Page and application data records
◆ ◆ ◆ ◆ ◆ ◆ ◆

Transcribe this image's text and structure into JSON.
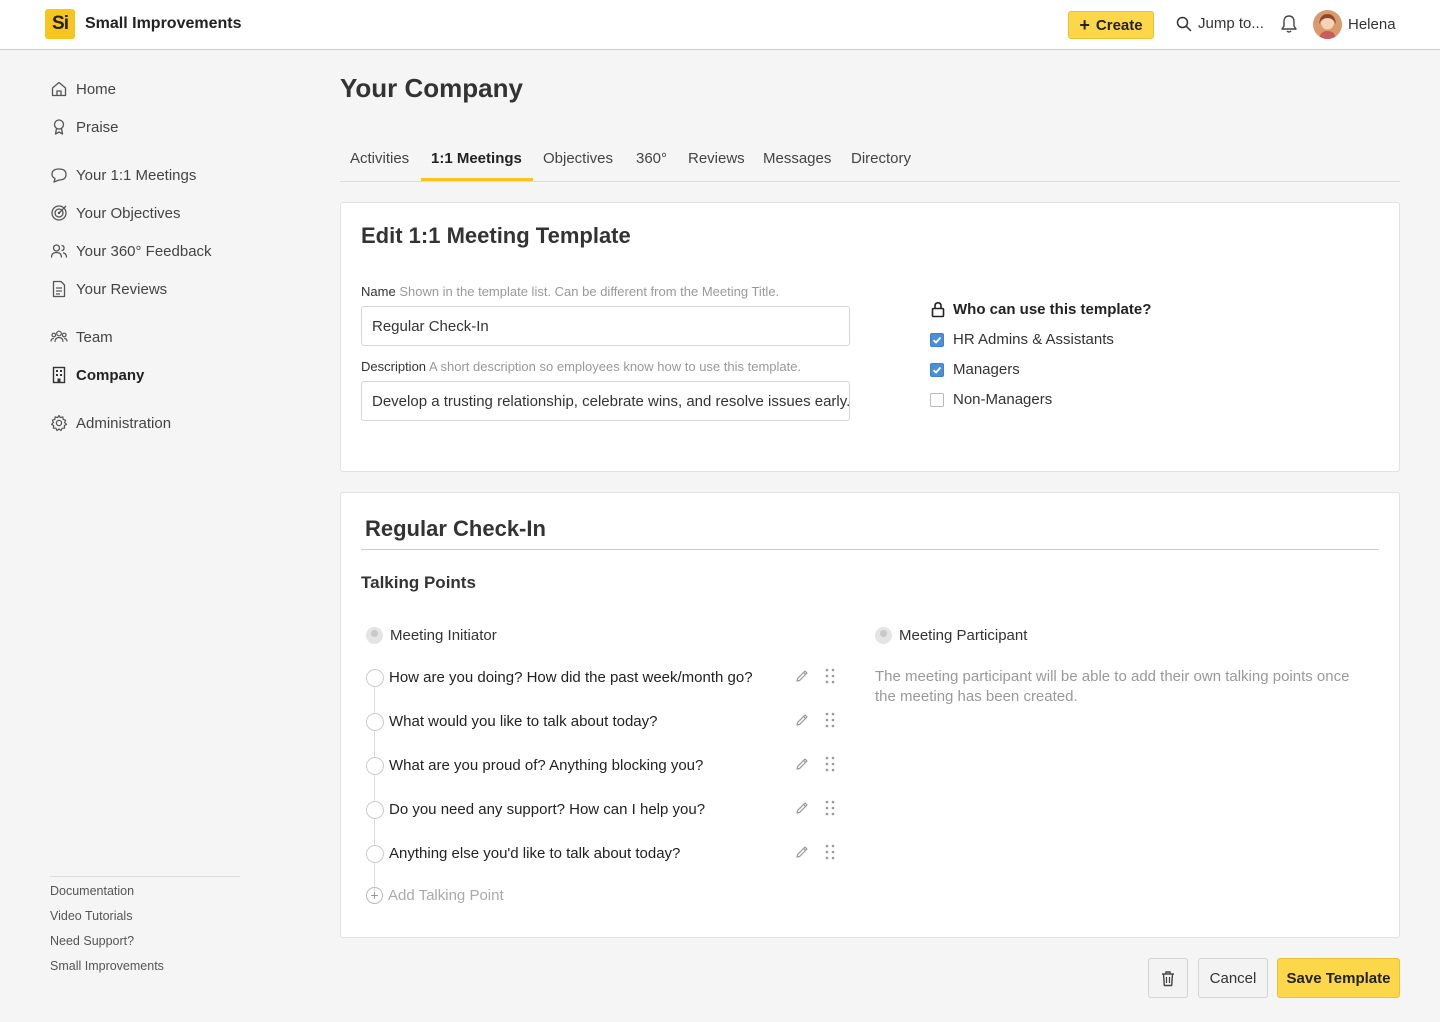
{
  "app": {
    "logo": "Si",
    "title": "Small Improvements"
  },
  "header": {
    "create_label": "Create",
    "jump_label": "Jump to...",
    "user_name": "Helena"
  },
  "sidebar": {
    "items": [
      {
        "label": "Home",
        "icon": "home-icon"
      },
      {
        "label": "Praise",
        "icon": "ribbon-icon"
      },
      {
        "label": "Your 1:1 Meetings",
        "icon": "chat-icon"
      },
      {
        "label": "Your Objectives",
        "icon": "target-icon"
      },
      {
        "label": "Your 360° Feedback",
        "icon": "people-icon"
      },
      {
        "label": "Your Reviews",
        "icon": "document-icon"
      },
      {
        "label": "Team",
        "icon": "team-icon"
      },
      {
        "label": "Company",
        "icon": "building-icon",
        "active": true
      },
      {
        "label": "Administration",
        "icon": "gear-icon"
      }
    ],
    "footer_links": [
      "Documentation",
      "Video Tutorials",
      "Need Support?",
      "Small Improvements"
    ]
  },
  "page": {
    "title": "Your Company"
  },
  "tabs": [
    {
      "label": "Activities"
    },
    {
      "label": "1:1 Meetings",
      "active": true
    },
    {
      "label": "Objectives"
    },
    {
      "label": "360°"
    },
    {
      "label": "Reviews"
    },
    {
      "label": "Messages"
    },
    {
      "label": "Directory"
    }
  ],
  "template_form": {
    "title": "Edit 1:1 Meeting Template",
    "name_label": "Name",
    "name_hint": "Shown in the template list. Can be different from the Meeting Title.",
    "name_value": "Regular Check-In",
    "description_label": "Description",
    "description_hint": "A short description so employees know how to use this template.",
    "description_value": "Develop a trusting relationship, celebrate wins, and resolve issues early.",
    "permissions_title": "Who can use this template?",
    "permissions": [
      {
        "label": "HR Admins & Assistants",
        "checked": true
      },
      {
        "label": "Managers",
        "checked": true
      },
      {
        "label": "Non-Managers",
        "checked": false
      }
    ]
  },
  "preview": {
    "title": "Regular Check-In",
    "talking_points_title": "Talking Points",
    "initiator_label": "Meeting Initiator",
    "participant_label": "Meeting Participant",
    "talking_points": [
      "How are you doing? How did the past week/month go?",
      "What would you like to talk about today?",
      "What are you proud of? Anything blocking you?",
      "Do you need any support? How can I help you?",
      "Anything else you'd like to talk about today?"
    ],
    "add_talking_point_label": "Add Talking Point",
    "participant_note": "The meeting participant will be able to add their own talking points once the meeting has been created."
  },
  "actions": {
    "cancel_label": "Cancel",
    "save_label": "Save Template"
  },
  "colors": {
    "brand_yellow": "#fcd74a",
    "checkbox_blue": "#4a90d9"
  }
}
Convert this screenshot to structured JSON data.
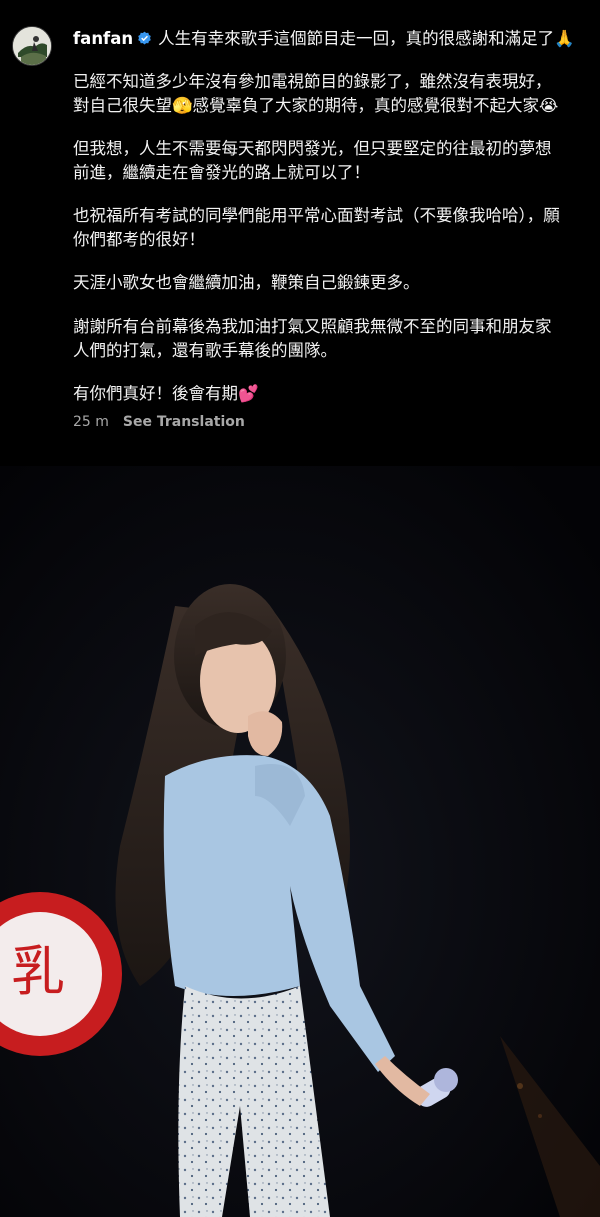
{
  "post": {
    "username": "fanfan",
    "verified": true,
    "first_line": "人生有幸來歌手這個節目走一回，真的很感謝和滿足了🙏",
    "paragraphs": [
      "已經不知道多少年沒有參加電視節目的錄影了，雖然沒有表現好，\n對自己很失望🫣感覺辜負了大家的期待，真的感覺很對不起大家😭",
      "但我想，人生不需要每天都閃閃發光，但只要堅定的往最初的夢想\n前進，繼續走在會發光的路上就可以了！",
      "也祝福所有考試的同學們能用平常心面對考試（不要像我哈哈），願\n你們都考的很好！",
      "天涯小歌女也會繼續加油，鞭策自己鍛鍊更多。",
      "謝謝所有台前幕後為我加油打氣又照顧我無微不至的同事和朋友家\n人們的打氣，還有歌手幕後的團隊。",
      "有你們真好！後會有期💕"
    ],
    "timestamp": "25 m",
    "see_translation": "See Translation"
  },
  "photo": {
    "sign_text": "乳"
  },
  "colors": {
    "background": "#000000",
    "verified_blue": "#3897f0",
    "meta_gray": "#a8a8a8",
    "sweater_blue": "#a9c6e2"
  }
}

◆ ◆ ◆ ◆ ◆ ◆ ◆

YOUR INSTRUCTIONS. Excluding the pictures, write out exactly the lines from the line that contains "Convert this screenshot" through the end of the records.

PROBLEM SOLUTION.
Convert this screenshot to structured JSON data.
{
  "post": {
    "username": "fanfan",
    "verified": true,
    "first_line": "人生有幸來歌手這個節目走一回，真的很感謝和滿足了🙏",
    "paragraphs": [
      "已經不知道多少年沒有參加電視節目的錄影了，雖然沒有表現好，\n對自己很失望🫣感覺辜負了大家的期待，真的感覺很對不起大家😭",
      "但我想，人生不需要每天都閃閃發光，但只要堅定的往最初的夢想\n前進，繼續走在會發光的路上就可以了！",
      "也祝福所有考試的同學們能用平常心面對考試（不要像我哈哈），願\n你們都考的很好！",
      "天涯小歌女也會繼續加油，鞭策自己鍛鍊更多。",
      "謝謝所有台前幕後為我加油打氣又照顧我無微不至的同事和朋友家\n人們的打氣，還有歌手幕後的團隊。",
      "有你們真好！後會有期💕"
    ],
    "timestamp": "25 m",
    "see_translation": "See Translation"
  },
  "photo": {
    "sign_text": "乳"
  },
  "colors": {
    "background": "#000000",
    "verified_blue": "#3897f0",
    "meta_gray": "#a8a8a8",
    "sweater_blue": "#a9c6e2"
  }
}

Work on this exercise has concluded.